Marc Bergevin targeted the former Capital very aggressively in the days leading up to free agency, but is this move meant to complement Andrei Markov or replace him?

Washington Capitals v New Jersey Devils Photo by Elsa/Getty Images

On Canada Day, the Montreal Canadiens made an early splash by signing Karl Alzner to a five-year contract worth $4.625 million per year.

Alzner’s acquisition could be categorized as somewhat surprising. Most expected Marc Bergevin to secure long-time stalwart Andrei Markov, which would likely leave the team with insufficient cap space to make a serious run at the former Capital.

However, the general manager evidently made Alzner a primary target.

Unusual for a team and GM that usually keep their cards very close to their vests, rumours of the signing first broke more than two hours prior to the opening of the free agency window, as Aaron Ward unofficially announced details that would be fairly close to the actual conditions of the contract.

Francois Gagnon tempered expectations, but the signing was effectively confirmed by Darren Dreger at 10:48 AM EDT and then announced by the club itself minutes after the clock struck noon.

Alzner was the first big-name defenceman to be signed, with Kevin Shattenkirk — the other star of this year’s blue-line UFA cohort — not locked up until hours later around 2:30 PM.

Despite this move appearing unlikely as recently as a week ago, Bergevin appears to have pursued Alzner very aggressively. The player himself reported that Montreal was the only city that he visited, and that all other potential suitors were limited to telephone communications.

Additionally, despite a relative lack of competition for Alzner’s hand, the contract issued by Marc Bergevin was quite generous, especially relative to how the UFA market would define itself throughout the first day. Surprisingly, at the moment, it is Alzner’s contract, not Shattenkirk’s, that is the trend-setter for term.

Clearly, the Canadiens’ general manager saw something he liked in Alzner and did not have any intention of risking anyone else swooping in and snapping up his prized target. The question now is whether Bergevin views Alzner as a complement to Markov in the top four of the left side of the Canadiens defence, or as a replacement.

Bergevin’s affections rapidly shifting from one big-name UFA left-handed defenceman to the other within very short order may be more indicative of the state of negotiations between Markov and the Canadiens than anything else.

In the event that the Markov situation becomes untenable, the Canadiens would be stranded with a left defence corps of David Schlemko, Brandon Davidson, and Jakub Jerabek. Facing this, Bergevin’s aggressive pursuit of Alzner is a fully understandable response, as he was the only other legitimately viable option available to anyone seeking a left-hander on the free-agent market this year.
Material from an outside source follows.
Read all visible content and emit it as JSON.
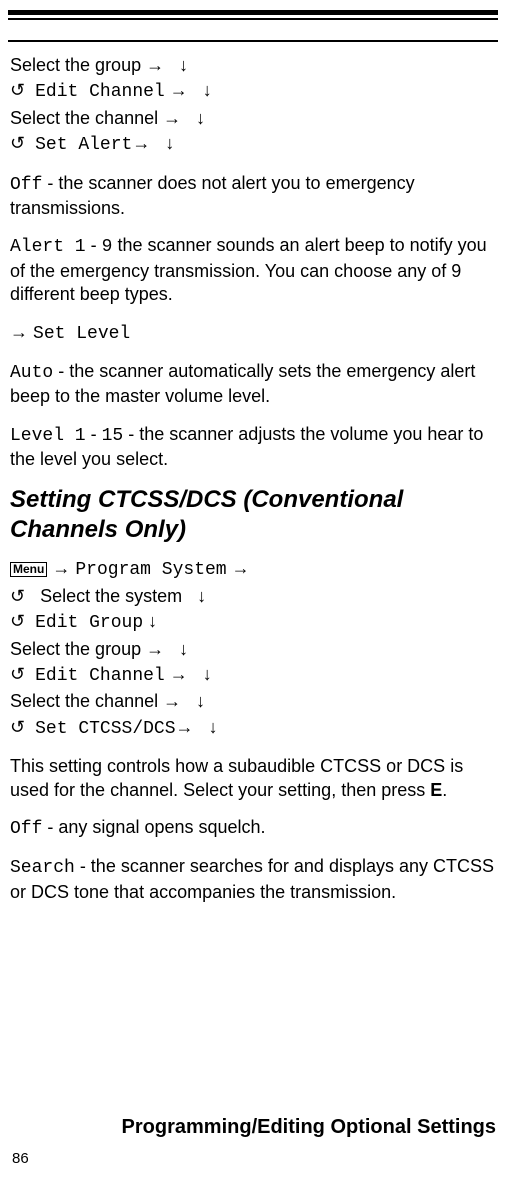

Taken in a vacuum, the signing of Alzner to a five-year term — especially absent signs of serious competition for his services — seems questionable. However, only Bergevin truly understands where negotiations with Markov stand at the moment, and if The General is no longer an option, then the Canadiens General Manager has done what he felt necessary.